Hawaii lawmakers want the state’s ground transportation to run entirely on renewables by 2045. As a majority of their imported fossil fuels go towards transportation, if every car on the road was instead powered by clean electricity, it could make a huge difference for the state’s emissions. But there’s still a long way to go. Not only does the bill need to be passed, but just around 5,000 of the one million cars in Hawaii are currently electric.
Hawaii already leads the United States in renewable energy goals, with a target of utilities sourcing 100 percent of electricity from clean sources by 2045. But they want to go a step further, now calling for 100 percent renewable ground transportation.
The 2045 clean ground transportation goal wouldn’t be a mandate, unlike the 2045 electricity goal under which utilities will be fined if they do not source all their electricity from renewable sources by the deadline. If you live in Hawaii, you won’t have to turn in your gas-guzzling car; state representative Chris Lee, who’s the Energy and Environment committee chairman, said, “Nobody wants to step in and force people to get rid of cars that they might love now.”
The Hawaii Legislature began Wednesday, and there the bill will be introduced. Lawmakers are unsure if funding will be part of the bill.
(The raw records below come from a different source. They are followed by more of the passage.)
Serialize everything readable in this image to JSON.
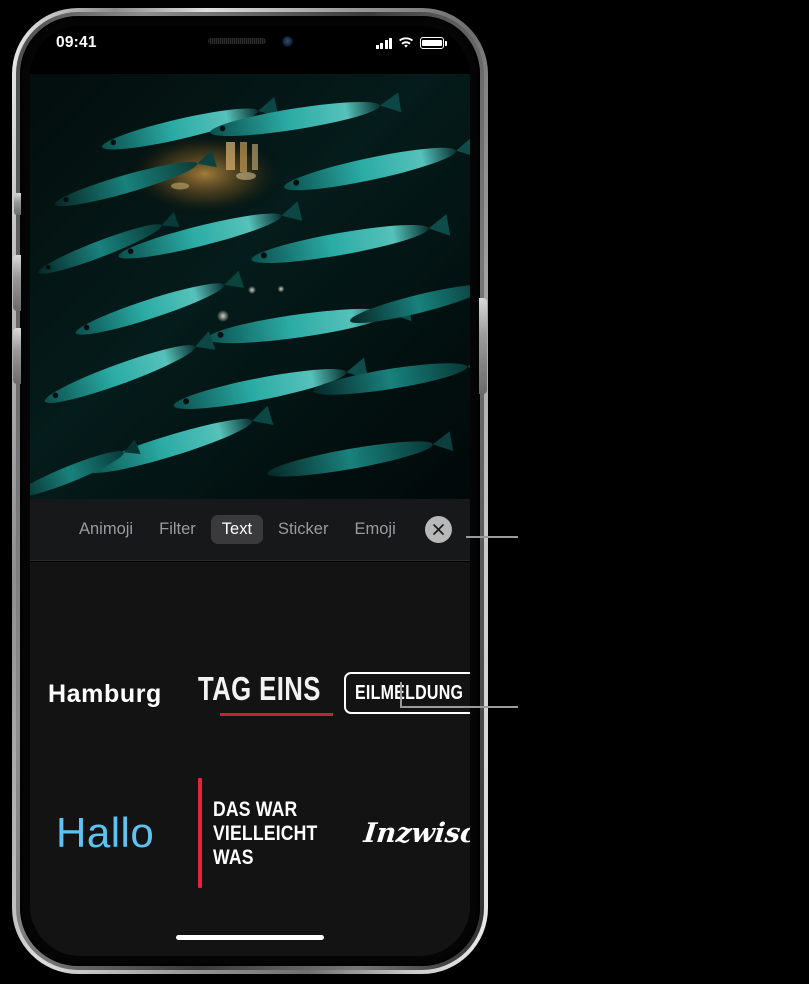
{
  "status_bar": {
    "time": "09:41",
    "cellular_icon": "signal-bars-icon",
    "wifi_icon": "wifi-icon",
    "battery_icon": "battery-full-icon"
  },
  "photo": {
    "description": "underwater photo of a school of fish",
    "alt": "Schwarm Fische unter Wasser"
  },
  "tab_bar": {
    "tabs": [
      {
        "label": "Animoji",
        "active": false
      },
      {
        "label": "Filter",
        "active": false
      },
      {
        "label": "Text",
        "active": true
      },
      {
        "label": "Sticker",
        "active": false
      },
      {
        "label": "Emoji",
        "active": false
      }
    ],
    "close_button": {
      "icon": "close-x-icon",
      "label": "Schließen"
    }
  },
  "text_styles": {
    "row1": [
      {
        "id": "hamburg",
        "text": "Hamburg"
      },
      {
        "id": "tag-eins",
        "text": "TAG EINS",
        "accent_color": "#c42036"
      },
      {
        "id": "eilmeldung",
        "text": "EILMELDUNG"
      }
    ],
    "row2": [
      {
        "id": "hallo",
        "text": "Hallo",
        "color": "#5cc3f2"
      },
      {
        "id": "das-war-vielleicht-was",
        "lines": [
          "DAS WAR",
          "VIELLEICHT",
          "WAS"
        ],
        "accent_color": "#e8213f"
      },
      {
        "id": "inzwischen",
        "text": "Inzwischen"
      }
    ]
  },
  "home_indicator": {
    "label": "home-indicator"
  },
  "callouts": [
    {
      "id": "callout-close-button",
      "target": "close-button"
    },
    {
      "id": "callout-eilmeldung",
      "target": "eilmeldung-style"
    }
  ],
  "colors": {
    "accent_red": "#c42036",
    "accent_crimson": "#e8213f",
    "accent_blue": "#5cc3f2",
    "tabbar_bg": "#17181a",
    "picker_bg": "#131314",
    "leader_line": "#9a9a9a"
  }
}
But it is clear that it will focus only on ground transportation and not air transportation, a sector where it’s more difficult to power crafts renewably.
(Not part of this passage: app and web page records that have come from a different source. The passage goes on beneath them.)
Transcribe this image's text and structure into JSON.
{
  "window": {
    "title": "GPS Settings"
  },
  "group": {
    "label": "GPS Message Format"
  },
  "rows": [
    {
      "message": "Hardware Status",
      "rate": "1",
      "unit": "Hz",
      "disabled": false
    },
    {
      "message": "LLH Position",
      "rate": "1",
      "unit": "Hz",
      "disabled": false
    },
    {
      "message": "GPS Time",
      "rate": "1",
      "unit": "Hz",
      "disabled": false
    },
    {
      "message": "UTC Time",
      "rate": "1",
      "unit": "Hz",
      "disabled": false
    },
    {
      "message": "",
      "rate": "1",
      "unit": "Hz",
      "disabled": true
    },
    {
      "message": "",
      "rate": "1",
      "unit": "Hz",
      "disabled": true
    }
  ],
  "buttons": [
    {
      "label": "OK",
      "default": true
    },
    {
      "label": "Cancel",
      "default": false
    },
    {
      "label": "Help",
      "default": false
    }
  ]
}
For Hawaii to achieve its goals, other states and countries will have to pitch in. Energy consulting company HD Baker & Co. managing director Hugh Baker said, “Our ability to achieve it is really going to be dependent on what happens throughout the entire automotive industry. We can say we want 100 percent clean transportation technology, but the market in Hawaii is not nearly big enough by itself to move the whole global automotive industry. It will really take more than just Hawaii.”